The 2011 Education for All Global Monitoring Report, to be launched on March 1, warns that rape and other sexual violence are depriving millions of children of an education by keeping them in a climate of terror.
The report, The hidden crisis: Armed conflict and education, turns the spotlight on the widespread and systematic sexual violence in conflict-affected countries, whose victims include a high proportion of school-age girls.
The problem was brought sharply into focus by a recent trial in the Democratic of the Congo (DRC), reported this week by the Associated Press. An army colonel, Mutuare Daniel Kibibi, was sentenced to 20 years in prison for crimes against humanity after a brutal attack on a village during which at least 62 women were raped.
The AP reported that Kibibi was accused of ordering his troops to attack the village of Fizi on New Year’s Day. Doctors later treated 62 women who had been raped.
As the AP article points out, arrests and prosecutions for such attacks in eastern DRC are rare. The 2011 Global Monitoring Report draws attention to the need to end such impunity, which leads to the climate of fear captured vividly in the article. Although 11 men were brought to trial, more than 100 soldiers had been at the Fizi camp that day and many remained in the area.
“We are very fearful,” one woman told the AP. “Most of the rapists are still right here in our village. If we go to the river for water, we get raped; if we go to the fields for food, we get raped; if we go to the market to sell our goods, we get raped. Our lives are filled with danger. There is no peace.”
The international courts set up after the wars in the former Yugoslavia and the genocide in Rwanda have firmly established rape and other sexual violence as war crimes, yet these acts remain widely deployed as weapons of war.
Government soldiers as well as armed militia members are implicated, and some governments are failing to protect children and education by turning a blind eye to widespread and systematic sexual violence.
Sexual violence damages education on many levels. Girls subjected to rape often experience grave physical injury – with long-term consequences for school attendance. The psychological effects, including depression, trauma, shame and withdrawal, have devastating consequences for learning.
Many girls drop out of school after rape because of unwanted pregnancy, unsafe abortion and sexually transmitted diseases, including HIV and AIDS, as well as other forms of ill health, trauma, displacement or stigma.

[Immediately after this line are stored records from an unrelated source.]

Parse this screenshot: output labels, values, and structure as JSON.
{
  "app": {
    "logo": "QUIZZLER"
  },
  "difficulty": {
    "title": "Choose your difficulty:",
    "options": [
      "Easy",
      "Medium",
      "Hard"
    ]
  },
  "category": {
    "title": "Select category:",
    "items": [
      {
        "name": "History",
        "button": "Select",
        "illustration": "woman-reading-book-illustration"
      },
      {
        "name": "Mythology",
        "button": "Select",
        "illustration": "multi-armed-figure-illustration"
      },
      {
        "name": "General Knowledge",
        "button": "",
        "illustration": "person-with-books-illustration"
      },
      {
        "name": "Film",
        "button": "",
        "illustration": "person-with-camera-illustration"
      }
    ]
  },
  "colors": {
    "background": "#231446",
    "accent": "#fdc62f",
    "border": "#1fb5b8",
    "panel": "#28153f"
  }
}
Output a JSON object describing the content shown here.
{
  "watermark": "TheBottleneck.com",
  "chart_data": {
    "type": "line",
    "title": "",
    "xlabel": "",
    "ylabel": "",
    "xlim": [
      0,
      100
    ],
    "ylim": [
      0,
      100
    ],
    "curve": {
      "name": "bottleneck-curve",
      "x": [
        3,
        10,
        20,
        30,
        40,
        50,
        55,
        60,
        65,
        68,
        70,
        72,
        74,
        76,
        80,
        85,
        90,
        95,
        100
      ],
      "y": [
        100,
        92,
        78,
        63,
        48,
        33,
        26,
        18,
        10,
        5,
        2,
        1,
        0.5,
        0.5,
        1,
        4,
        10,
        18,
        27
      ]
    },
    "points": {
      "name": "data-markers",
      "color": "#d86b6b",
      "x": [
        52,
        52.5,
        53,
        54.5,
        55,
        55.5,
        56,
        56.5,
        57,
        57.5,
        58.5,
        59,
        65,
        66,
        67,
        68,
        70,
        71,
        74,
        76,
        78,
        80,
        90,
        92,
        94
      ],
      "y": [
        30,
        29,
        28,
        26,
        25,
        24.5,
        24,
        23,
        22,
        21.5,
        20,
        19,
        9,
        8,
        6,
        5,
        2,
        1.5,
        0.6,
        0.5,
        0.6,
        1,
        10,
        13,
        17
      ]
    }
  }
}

Robbing children of a secure home environment and traumatizing the communities that they live in profoundly impairs prospects for learning. Sexual violence creates a wider atmosphere of insecurity that leads to a decline in the number of girls able to attend school.
Many countries that have emerged from violent conflict – including Guatemala and Liberia – continue to report elevated levels of rape and sexual violence, suggesting that practices that emerge during violent conflict become socially ingrained. While the majority of victims are girls and women, boys and men are at risk in some countries.
Rape has long been mischaracterized and dismissed by military and political leaders in other words, those in a position to stop it as a private crime, a sexual act, the ignoble conduct of one occasional soldier, or, worse still, it has been accepted precisely because it is so commonplace.